What you have to do:
Set down each line of the material that follows exactly, and leave its pictures out.

[Opening Supplied material section]

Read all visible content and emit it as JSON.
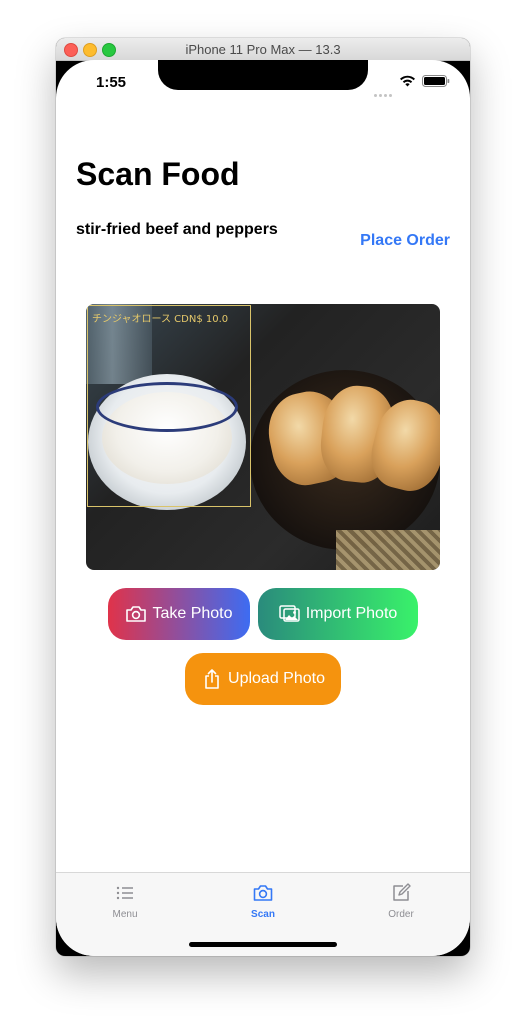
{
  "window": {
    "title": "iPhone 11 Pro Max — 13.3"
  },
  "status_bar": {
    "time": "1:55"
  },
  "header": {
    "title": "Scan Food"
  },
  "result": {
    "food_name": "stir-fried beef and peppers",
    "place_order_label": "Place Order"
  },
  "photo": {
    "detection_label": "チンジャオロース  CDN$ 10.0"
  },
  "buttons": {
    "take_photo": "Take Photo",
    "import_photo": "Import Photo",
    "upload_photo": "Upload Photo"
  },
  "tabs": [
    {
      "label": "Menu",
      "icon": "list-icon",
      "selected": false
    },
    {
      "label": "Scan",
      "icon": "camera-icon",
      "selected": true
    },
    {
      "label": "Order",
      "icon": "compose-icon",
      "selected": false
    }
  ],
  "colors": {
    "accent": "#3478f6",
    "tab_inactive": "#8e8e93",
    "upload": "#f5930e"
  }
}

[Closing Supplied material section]

Response:
Read all visible content and emit it as JSON.
{
  "window": {
    "title": "iPhone 11 Pro Max — 13.3"
  },
  "status_bar": {
    "time": "1:55"
  },
  "header": {
    "title": "Scan Food"
  },
  "result": {
    "food_name": "stir-fried beef and peppers",
    "place_order_label": "Place Order"
  },
  "photo": {
    "detection_label": "チンジャオロース  CDN$ 10.0"
  },
  "buttons": {
    "take_photo": "Take Photo",
    "import_photo": "Import Photo",
    "upload_photo": "Upload Photo"
  },
  "tabs": [
    {
      "label": "Menu",
      "icon": "list-icon",
      "selected": false
    },
    {
      "label": "Scan",
      "icon": "camera-icon",
      "selected": true
    },
    {
      "label": "Order",
      "icon": "compose-icon",
      "selected": false
    }
  ],
  "colors": {
    "accent": "#3478f6",
    "tab_inactive": "#8e8e93",
    "upload": "#f5930e"
  }
}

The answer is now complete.